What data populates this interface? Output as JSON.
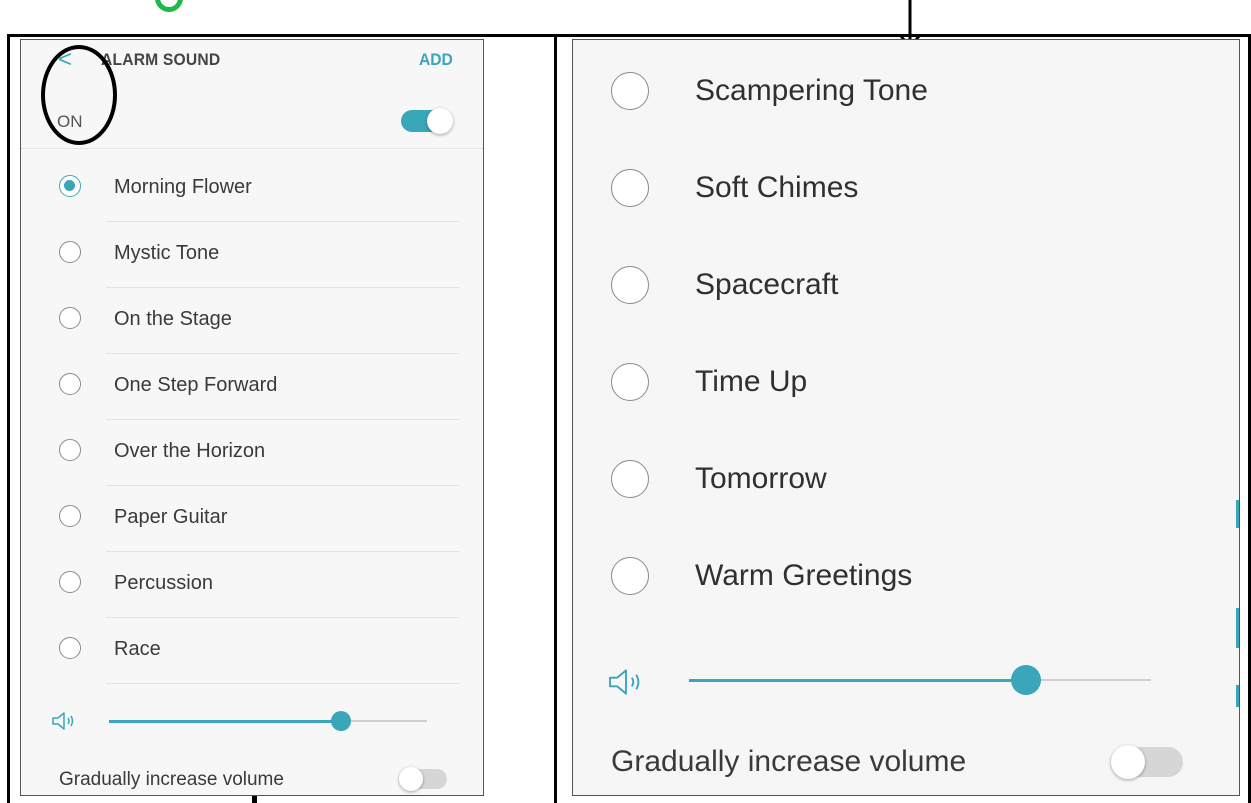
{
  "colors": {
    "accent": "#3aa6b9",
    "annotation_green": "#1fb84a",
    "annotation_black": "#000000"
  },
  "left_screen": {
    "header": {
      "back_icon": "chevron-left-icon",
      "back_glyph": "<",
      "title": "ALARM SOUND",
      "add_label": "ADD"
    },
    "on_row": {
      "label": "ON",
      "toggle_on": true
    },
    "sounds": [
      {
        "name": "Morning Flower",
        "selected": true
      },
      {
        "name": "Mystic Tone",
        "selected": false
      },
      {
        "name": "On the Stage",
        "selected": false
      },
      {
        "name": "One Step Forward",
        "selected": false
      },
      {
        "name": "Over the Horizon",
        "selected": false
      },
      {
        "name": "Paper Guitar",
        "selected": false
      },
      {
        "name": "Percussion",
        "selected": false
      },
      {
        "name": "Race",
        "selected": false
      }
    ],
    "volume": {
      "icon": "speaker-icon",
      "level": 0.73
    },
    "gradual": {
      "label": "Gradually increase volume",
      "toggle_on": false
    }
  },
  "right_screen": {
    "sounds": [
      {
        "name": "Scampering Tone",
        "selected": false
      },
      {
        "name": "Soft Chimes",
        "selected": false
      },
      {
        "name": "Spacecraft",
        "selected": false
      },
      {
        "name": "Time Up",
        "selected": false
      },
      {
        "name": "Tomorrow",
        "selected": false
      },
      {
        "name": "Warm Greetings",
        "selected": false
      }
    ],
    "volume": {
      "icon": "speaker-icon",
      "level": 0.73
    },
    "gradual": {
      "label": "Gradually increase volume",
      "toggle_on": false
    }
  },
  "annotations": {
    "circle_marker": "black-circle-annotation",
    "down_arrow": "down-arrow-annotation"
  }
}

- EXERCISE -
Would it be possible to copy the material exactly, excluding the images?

- EXPECTED OUTPUT -
What data populates this interface? Output as JSON.
{
  "colors": {
    "accent": "#3aa6b9",
    "annotation_green": "#1fb84a",
    "annotation_black": "#000000"
  },
  "left_screen": {
    "header": {
      "back_icon": "chevron-left-icon",
      "back_glyph": "<",
      "title": "ALARM SOUND",
      "add_label": "ADD"
    },
    "on_row": {
      "label": "ON",
      "toggle_on": true
    },
    "sounds": [
      {
        "name": "Morning Flower",
        "selected": true
      },
      {
        "name": "Mystic Tone",
        "selected": false
      },
      {
        "name": "On the Stage",
        "selected": false
      },
      {
        "name": "One Step Forward",
        "selected": false
      },
      {
        "name": "Over the Horizon",
        "selected": false
      },
      {
        "name": "Paper Guitar",
        "selected": false
      },
      {
        "name": "Percussion",
        "selected": false
      },
      {
        "name": "Race",
        "selected": false
      }
    ],
    "volume": {
      "icon": "speaker-icon",
      "level": 0.73
    },
    "gradual": {
      "label": "Gradually increase volume",
      "toggle_on": false
    }
  },
  "right_screen": {
    "sounds": [
      {
        "name": "Scampering Tone",
        "selected": false
      },
      {
        "name": "Soft Chimes",
        "selected": false
      },
      {
        "name": "Spacecraft",
        "selected": false
      },
      {
        "name": "Time Up",
        "selected": false
      },
      {
        "name": "Tomorrow",
        "selected": false
      },
      {
        "name": "Warm Greetings",
        "selected": false
      }
    ],
    "volume": {
      "icon": "speaker-icon",
      "level": 0.73
    },
    "gradual": {
      "label": "Gradually increase volume",
      "toggle_on": false
    }
  },
  "annotations": {
    "circle_marker": "black-circle-annotation",
    "down_arrow": "down-arrow-annotation"
  }
}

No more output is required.